Your task> Work through the records that follow and return each line containing the word "SENSEX".

Recorded data>
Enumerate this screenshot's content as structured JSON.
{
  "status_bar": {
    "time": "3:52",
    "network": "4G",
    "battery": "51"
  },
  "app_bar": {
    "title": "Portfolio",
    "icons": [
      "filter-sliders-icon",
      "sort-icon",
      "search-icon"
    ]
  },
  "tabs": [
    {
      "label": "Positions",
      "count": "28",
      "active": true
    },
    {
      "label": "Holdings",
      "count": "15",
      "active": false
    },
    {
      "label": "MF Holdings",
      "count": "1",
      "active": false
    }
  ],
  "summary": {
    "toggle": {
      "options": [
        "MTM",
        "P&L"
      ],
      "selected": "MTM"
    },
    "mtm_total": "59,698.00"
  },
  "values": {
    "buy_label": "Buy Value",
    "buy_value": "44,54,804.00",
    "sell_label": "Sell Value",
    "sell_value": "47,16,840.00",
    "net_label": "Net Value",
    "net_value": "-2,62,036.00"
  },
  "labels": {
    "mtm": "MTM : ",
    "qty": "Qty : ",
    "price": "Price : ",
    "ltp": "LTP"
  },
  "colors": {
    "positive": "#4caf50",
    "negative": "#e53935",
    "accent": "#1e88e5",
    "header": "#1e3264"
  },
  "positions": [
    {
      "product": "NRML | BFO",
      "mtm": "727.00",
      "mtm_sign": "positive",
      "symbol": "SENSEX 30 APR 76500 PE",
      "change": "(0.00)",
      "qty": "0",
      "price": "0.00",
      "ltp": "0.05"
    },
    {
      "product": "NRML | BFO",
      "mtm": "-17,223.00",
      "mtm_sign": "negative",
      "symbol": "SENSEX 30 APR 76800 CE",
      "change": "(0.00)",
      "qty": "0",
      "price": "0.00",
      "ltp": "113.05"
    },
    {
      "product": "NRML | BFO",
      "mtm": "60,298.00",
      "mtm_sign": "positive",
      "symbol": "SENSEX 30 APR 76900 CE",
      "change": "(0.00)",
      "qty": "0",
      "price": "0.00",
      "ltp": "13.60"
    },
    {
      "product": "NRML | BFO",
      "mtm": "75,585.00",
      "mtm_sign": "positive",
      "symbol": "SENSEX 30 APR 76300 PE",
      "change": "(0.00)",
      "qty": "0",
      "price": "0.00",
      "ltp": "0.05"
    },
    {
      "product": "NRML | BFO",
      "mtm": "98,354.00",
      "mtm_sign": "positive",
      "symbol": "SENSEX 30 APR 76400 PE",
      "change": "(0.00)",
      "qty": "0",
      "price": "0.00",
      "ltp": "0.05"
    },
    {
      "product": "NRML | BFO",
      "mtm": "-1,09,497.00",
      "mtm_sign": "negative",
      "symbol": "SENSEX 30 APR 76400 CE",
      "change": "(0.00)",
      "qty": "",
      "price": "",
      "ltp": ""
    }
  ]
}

Your response>
      "symbol": "SENSEX 30 APR 76500 PE",
      "symbol": "SENSEX 30 APR 76800 CE",
      "symbol": "SENSEX 30 APR 76900 CE",
      "symbol": "SENSEX 30 APR 76300 PE",
      "symbol": "SENSEX 30 APR 76400 PE",
      "symbol": "SENSEX 30 APR 76400 CE",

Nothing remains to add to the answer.